»»

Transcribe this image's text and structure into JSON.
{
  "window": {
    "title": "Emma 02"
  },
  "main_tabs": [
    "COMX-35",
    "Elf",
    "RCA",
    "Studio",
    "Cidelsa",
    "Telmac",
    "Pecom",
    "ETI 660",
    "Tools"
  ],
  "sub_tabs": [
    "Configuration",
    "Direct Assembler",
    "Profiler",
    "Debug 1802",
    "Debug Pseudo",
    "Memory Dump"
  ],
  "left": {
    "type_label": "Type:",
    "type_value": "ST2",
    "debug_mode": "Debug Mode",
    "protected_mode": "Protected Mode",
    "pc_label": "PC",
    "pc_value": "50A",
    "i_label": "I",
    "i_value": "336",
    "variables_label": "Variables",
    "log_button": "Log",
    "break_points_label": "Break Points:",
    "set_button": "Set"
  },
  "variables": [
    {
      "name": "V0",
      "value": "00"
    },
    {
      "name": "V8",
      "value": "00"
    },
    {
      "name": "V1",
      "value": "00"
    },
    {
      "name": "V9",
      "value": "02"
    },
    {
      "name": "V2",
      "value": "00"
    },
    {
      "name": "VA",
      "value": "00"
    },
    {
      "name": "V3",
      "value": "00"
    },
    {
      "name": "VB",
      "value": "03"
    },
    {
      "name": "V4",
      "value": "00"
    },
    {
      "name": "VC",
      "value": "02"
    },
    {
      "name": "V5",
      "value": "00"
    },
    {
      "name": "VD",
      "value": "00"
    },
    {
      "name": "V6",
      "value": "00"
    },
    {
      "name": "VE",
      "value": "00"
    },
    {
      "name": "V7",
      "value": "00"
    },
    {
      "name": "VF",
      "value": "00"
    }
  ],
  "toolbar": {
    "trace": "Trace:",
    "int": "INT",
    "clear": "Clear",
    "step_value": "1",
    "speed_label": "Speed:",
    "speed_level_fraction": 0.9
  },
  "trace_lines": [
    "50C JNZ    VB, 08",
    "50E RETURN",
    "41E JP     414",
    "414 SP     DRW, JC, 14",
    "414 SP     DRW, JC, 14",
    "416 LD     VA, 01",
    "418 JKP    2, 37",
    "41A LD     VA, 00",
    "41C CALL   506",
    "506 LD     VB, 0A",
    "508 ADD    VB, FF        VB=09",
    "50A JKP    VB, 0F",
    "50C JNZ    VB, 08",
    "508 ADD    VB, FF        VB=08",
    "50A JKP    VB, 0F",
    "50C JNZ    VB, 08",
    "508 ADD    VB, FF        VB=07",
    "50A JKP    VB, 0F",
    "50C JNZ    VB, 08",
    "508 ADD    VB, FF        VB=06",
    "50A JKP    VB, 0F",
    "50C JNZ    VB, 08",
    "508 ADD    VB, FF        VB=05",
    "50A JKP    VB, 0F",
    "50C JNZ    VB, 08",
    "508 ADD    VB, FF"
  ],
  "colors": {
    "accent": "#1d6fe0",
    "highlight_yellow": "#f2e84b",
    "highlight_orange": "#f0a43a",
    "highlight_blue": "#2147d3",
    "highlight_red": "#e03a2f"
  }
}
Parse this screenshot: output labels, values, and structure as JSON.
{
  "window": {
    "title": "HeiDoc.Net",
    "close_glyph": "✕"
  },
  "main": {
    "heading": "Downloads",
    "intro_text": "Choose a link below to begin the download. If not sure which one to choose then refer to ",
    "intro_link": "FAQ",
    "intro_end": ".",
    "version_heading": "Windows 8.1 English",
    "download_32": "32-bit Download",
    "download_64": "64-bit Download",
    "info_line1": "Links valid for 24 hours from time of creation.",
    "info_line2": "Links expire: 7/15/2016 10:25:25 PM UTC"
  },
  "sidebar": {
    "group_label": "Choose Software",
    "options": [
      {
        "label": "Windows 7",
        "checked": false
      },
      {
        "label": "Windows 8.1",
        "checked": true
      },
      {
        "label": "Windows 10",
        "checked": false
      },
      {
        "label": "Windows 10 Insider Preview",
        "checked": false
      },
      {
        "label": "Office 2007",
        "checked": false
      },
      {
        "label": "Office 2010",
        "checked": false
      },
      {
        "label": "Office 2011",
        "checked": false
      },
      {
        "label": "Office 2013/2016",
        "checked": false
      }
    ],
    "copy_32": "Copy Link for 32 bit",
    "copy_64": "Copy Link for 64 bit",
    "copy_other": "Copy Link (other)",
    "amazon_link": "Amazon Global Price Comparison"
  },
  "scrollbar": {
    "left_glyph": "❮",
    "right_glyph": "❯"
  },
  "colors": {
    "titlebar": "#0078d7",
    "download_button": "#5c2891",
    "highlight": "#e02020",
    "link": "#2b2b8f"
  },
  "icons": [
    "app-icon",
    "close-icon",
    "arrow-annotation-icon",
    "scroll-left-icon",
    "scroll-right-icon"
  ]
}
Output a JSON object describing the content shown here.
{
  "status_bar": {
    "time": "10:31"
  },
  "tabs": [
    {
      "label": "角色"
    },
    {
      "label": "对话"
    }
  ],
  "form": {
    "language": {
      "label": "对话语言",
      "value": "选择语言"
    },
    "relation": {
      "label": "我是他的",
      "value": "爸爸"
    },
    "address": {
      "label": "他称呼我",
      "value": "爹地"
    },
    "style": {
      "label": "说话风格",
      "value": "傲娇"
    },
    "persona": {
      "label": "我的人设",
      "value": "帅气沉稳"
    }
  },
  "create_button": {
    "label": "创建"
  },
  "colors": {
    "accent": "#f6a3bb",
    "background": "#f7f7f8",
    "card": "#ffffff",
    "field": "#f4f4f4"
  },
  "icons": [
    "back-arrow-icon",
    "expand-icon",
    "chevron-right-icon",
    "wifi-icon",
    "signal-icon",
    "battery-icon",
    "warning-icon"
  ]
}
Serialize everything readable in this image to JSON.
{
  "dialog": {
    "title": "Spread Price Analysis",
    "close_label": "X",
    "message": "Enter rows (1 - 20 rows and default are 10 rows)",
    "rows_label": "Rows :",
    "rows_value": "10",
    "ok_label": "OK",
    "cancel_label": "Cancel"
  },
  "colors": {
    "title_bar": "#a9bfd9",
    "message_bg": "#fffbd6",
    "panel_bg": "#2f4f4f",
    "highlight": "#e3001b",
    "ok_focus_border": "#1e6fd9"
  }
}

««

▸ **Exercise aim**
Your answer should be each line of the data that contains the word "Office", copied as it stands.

▸ **Task result**
        "label": "Office 2007",
        "label": "Office 2010",
        "label": "Office 2011",
        "label": "Office 2013/2016",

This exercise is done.